Still, despite all her achievements, she suffered discrimination in a male-dominated scientific field. Her name was not on the original proposition made to the Swedish Nobel committee and it was not before her husband intervened that she was finally listed as co-recipient of the prize. She failed to be elected at the Académie des Sciences in 1910, just a year before being awarded her second Nobel prize. Nevertheless, she led an incredibly active scientific life and specifically came to terms with the gender-based discrimination that she knew all too well by hiring many other women in the various research laboratories or institutes that she directed.
The surrounding streets of the Panthéon, famously dedicated to the great men of the nation, and where she quite ironically lies for eternity, abound with testimonies of her legacy: the nearby Institut Curie, together with the Institut du Radium, is devoted to treating cancer patients, and the Musée Curie is a keepsake perpetuating the legend.
Living and working in Paris, I was inspired by the destinies and works of these two women, one a writer and an activist, the other a scientist. While these two examples lie in the past, they are and should be sources of continued strength and inspiration for the women and battles of today. Willfully oblivious of gender barriers, both these women stand out as firm believers that the dissymmetric biology that makes men and women different should not stand in the way of equality, that this should neither explain nor vindicate limitations imposed on a simple gender basis, and that their place in the world should be defined in inclusive rather than exclusive terms. That legacy alone should stand and be the foundation on which to build a shared and equal future, as it is the one truly defining act of what men and women should be.
A dangerous woman is a daring woman, willing to pursue, carve out if need be, her path and prepared to take actions towards her goals, regardless of the limitations imposed upon her by society.
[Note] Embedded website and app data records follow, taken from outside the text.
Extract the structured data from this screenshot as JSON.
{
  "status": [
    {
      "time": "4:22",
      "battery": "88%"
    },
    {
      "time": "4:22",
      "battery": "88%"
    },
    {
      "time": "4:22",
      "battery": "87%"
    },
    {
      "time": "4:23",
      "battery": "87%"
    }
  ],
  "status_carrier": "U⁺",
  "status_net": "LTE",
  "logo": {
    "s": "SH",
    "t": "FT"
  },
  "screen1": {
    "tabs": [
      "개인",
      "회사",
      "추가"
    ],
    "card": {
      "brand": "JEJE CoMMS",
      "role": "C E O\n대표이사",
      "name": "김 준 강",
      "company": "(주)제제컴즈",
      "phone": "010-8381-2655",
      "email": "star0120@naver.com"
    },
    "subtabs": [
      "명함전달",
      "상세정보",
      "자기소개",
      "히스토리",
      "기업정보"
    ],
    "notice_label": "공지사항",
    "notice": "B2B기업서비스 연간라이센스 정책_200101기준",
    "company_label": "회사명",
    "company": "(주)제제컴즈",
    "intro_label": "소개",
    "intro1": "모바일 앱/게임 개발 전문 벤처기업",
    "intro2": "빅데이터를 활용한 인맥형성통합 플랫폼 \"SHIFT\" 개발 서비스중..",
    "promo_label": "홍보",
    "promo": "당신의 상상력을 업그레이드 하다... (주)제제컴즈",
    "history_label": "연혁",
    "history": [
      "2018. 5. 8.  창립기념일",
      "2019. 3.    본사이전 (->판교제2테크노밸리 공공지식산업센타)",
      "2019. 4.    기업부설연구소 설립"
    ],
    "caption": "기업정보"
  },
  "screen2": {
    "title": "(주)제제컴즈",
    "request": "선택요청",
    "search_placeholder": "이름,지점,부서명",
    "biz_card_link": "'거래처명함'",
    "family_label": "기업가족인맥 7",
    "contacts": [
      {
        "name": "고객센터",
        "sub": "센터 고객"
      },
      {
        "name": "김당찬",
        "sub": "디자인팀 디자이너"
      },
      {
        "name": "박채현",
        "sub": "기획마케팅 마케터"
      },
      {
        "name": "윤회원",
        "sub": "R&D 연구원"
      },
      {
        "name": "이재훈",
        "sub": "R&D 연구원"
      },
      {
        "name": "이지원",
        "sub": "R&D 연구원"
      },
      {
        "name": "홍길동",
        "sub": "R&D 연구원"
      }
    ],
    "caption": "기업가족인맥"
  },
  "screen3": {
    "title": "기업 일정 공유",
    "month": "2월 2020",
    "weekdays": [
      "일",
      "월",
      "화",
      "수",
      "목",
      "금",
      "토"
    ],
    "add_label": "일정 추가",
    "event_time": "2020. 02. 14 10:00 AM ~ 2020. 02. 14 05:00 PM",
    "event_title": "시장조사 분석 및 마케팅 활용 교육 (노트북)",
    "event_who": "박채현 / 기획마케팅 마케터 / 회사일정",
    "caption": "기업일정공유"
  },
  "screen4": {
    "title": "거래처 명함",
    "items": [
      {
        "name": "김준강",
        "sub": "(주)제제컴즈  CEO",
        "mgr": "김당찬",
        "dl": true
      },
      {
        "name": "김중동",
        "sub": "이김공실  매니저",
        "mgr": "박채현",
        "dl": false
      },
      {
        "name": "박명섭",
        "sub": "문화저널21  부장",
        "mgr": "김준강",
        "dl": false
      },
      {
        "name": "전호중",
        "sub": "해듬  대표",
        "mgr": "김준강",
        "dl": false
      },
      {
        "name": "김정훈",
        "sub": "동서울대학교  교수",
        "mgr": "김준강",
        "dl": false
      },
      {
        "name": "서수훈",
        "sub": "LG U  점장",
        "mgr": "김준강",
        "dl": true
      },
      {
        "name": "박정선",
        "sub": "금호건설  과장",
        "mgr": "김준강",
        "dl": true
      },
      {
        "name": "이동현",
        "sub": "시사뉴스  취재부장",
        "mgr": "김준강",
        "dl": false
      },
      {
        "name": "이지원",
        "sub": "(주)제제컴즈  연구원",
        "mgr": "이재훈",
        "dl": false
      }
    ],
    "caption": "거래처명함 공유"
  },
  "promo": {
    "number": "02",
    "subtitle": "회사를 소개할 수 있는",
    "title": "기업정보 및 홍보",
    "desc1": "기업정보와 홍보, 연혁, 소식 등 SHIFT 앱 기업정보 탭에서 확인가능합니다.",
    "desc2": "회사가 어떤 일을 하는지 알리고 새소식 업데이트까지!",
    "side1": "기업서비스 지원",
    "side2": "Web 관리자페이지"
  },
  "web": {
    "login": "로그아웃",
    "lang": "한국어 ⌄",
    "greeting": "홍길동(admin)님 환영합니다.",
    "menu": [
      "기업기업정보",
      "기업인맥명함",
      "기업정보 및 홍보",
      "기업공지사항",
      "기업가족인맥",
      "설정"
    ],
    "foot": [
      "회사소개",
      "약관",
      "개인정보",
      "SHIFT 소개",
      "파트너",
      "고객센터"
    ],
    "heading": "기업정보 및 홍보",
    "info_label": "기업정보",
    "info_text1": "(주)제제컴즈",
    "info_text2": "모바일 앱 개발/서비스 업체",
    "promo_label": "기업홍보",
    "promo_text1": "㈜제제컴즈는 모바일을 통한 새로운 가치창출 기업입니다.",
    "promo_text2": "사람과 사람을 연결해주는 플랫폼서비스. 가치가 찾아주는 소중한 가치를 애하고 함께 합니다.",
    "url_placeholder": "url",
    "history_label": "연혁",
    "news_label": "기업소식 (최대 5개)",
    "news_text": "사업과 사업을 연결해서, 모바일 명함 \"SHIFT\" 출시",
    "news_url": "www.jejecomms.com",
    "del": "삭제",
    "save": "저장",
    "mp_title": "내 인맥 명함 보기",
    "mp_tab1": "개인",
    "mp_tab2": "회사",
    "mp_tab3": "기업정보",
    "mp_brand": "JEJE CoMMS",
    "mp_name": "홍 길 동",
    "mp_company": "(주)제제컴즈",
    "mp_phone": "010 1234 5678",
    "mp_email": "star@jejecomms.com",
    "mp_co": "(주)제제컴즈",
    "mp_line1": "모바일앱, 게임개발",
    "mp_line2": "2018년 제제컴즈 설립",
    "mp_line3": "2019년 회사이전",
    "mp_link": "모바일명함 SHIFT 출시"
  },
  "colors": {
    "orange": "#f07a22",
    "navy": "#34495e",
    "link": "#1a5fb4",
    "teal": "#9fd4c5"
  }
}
Dangerous they say, daring we propone. Better yet, truly oblivious.